▶ _EXERCISE PROMPT_:
Whenever the string "DryConfigure" appears in a line below, please copy the line out.

▶ _Records excerpted from a collection_:
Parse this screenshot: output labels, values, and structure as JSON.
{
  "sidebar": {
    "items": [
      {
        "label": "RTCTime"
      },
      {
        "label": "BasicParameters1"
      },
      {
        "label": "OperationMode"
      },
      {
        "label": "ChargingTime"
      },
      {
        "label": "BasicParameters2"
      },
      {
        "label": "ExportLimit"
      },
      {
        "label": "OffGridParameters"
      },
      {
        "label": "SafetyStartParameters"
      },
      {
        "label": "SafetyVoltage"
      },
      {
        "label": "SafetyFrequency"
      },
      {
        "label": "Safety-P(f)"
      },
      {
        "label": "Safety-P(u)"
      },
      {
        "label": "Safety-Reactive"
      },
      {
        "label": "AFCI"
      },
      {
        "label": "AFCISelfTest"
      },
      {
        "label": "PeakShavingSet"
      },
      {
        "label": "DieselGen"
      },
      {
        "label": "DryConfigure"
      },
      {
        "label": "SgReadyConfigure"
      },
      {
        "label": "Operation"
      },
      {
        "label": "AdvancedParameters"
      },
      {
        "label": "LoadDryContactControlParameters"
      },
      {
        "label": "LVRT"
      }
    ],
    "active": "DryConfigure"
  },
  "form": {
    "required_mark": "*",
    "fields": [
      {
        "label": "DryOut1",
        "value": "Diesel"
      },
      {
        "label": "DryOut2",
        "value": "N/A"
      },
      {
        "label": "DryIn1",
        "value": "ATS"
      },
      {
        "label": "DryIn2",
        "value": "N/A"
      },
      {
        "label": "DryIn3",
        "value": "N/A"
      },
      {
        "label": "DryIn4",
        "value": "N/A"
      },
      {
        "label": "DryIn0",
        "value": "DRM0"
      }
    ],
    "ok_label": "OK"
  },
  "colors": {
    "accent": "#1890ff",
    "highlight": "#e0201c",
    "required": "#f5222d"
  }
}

▶ _EXERCISE ANSWER_:
        "label": "DryConfigure"
    "active": "DryConfigure"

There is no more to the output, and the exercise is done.